Survivor raises awareness of IBC
Just over eight years ago, Terry Arnold was told “we are sorry but it is most likely too late.” This came after four months of hearing “there is nothing seriously wrong.”
What a jump, a mind stretching leap from “not to worry” to “oh my, you have an out of control cancer that most physicians have never heard of, and treatment knowledge is limited.”
When she was first told she had Triple Negative Inflammatory Breast Cancer, she went through a range of emotions, reactions and coping skills.
Flashing back to the late 1970s when her grandfather was diagnosed with lung cancer, she remembered her family whispering the “C” word. They were afraid if the word cancer came out of their mouths, it would somehow boomerang back and get them all.
Knowing how cancer staging was at that time, one can understand the fear. Exploratory surgery was common practice in determining the spread of the disease.
Arnold said, “In my cancer experience, I felt like I was walking on quicksand. Nothing was as I would have expected it to be.”
Inflammatory Breast Cancer is not typically found on a mammogram. Outward physical signs are the first clue and at that point the cancer is Stage 3. Life expectancy is less than 50 percent to make it to five years, and her diagnosis was Triple Negative Inflammatory Breast Cancer, a double whammy. She learned quickly that IBC was uncharted territory.
Although the disease was first written about 200 years ago, and is viewed as the most fatal of all the breast cancers, it did not even have a medical encoding number. There were no textbooks to teach breast specialists about IBC.
“I felt I was faced with an injustice, I just could not look away,” said Arnold.
She lobbied the State of Texas to declare an Inflammatory Breast Cancer Month. In May of 2011, the proclamation was read in the House and Senate. She formed Facebook groups and set up meet-ups with other IBC patients, even on an international level. The power of one became the power of many.
“The quicksand was deep and engulfing, but we were finding a foothold.
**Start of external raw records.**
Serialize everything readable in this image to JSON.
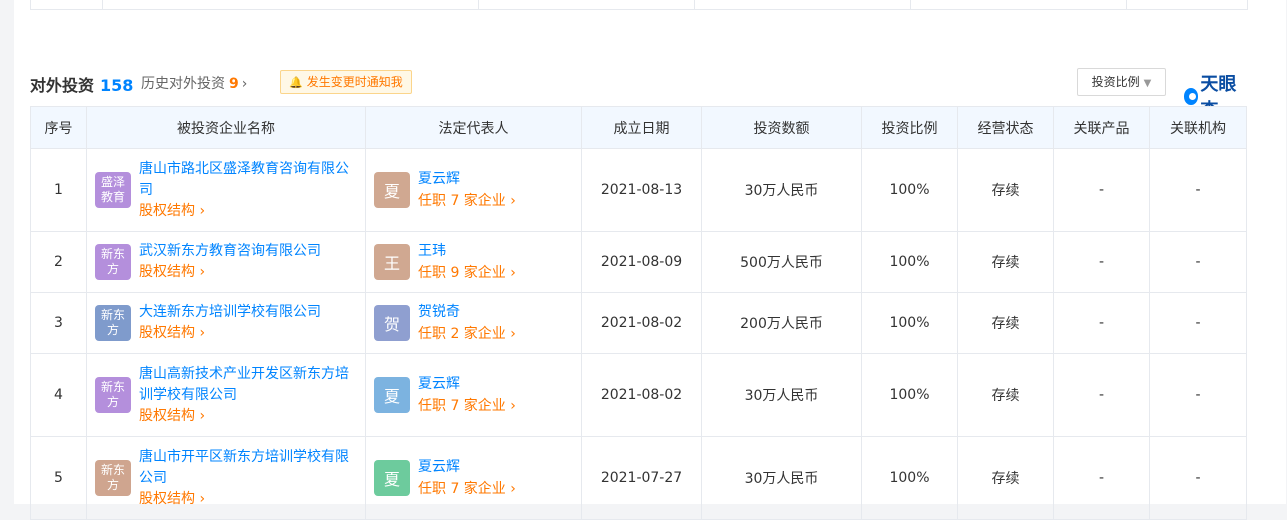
{
  "section": {
    "title": "对外投资",
    "count": "158",
    "history_label": "历史对外投资",
    "history_count": "9",
    "notify_label": "发生变更时通知我",
    "ratio_select": "投资比例",
    "brand": "天眼查"
  },
  "columns": [
    "序号",
    "被投资企业名称",
    "法定代表人",
    "成立日期",
    "投资数额",
    "投资比例",
    "经营状态",
    "关联产品",
    "关联机构"
  ],
  "rows": [
    {
      "index": "1",
      "logo_text": "盛泽教育",
      "logo_color": "#b48fdc",
      "company": "唐山市路北区盛泽教育咨询有限公司",
      "equity": "股权结构",
      "avatar": "夏",
      "avatar_color": "#d0a891",
      "rep": "夏云辉",
      "jobs": "任职 7 家企业",
      "date": "2021-08-13",
      "amount": "30万人民币",
      "ratio": "100%",
      "status": "存续",
      "product": "-",
      "org": "-"
    },
    {
      "index": "2",
      "logo_text": "新东方",
      "logo_color": "#b48fdc",
      "company": "武汉新东方教育咨询有限公司",
      "equity": "股权结构",
      "avatar": "王",
      "avatar_color": "#d0a891",
      "rep": "王玮",
      "jobs": "任职 9 家企业",
      "date": "2021-08-09",
      "amount": "500万人民币",
      "ratio": "100%",
      "status": "存续",
      "product": "-",
      "org": "-"
    },
    {
      "index": "3",
      "logo_text": "新东方",
      "logo_color": "#7f9bcc",
      "company": "大连新东方培训学校有限公司",
      "equity": "股权结构",
      "avatar": "贺",
      "avatar_color": "#8f9fd0",
      "rep": "贺锐奇",
      "jobs": "任职 2 家企业",
      "date": "2021-08-02",
      "amount": "200万人民币",
      "ratio": "100%",
      "status": "存续",
      "product": "-",
      "org": "-"
    },
    {
      "index": "4",
      "logo_text": "新东方",
      "logo_color": "#b48fdc",
      "company": "唐山高新技术产业开发区新东方培训学校有限公司",
      "equity": "股权结构",
      "avatar": "夏",
      "avatar_color": "#7cb3e0",
      "rep": "夏云辉",
      "jobs": "任职 7 家企业",
      "date": "2021-08-02",
      "amount": "30万人民币",
      "ratio": "100%",
      "status": "存续",
      "product": "-",
      "org": "-"
    },
    {
      "index": "5",
      "logo_text": "新东方",
      "logo_color": "#cfa58f",
      "company": "唐山市开平区新东方培训学校有限公司",
      "equity": "股权结构",
      "avatar": "夏",
      "avatar_color": "#6dcb9d",
      "rep": "夏云辉",
      "jobs": "任职 7 家企业",
      "date": "2021-07-27",
      "amount": "30万人民币",
      "ratio": "100%",
      "status": "存续",
      "product": "-",
      "org": "-"
    }
  ]
}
The lack of research was just shocking for IBC and really not all that impressive for Triple Negative Breast Cancer either. I just assumed that since breast cancer was such a hot topic, that breast cancer research was well funded. To a point it is, but for the ones that are most fatal, like IBC and TN, the void is wide and deep,” Arnold explained.
Almost no funds go to IBC and very little to TN. Because of this, she has devoted her time — as a volunteer — to educate the lay community about IBC and TN and also to raise funds for research via a foundation she started, The IBC Network Foundation.
In the past three years, the grassroots charity has funded $330,000.00 to research and by the end of this year it expects to reach the half million dollar mark. The volunteers have been invited to be a part of the IBC International Consortium to help foster and fund research. There is also a sister charity in the United Kingdom.
The IBC Network recently held its first gala in honor of an IBC patient. The theme was “Wish Granted. Hope Lives,” and the supporters look forward to more stellar events like this as the foundation grows to meet the needs of the dedicated researchers.
“People ask me, do I feel victorious? Like a survivor? A warrior who slew her dragon? Some days I do,” Said Arnold. “But, some days I feel worn down by the mountain of need in the cancer world. Mostly, I feel grateful. My hope is to continue the pink mission started by others before me and direct more funds to research. We need research. And, one day we all can feel victorious when we truly have an answer for this because out of the 40,000-plus women who die each year of breast cancer in the United States alone, the largest percentage of those deaths were due to Inflammatory Breast Cancer.”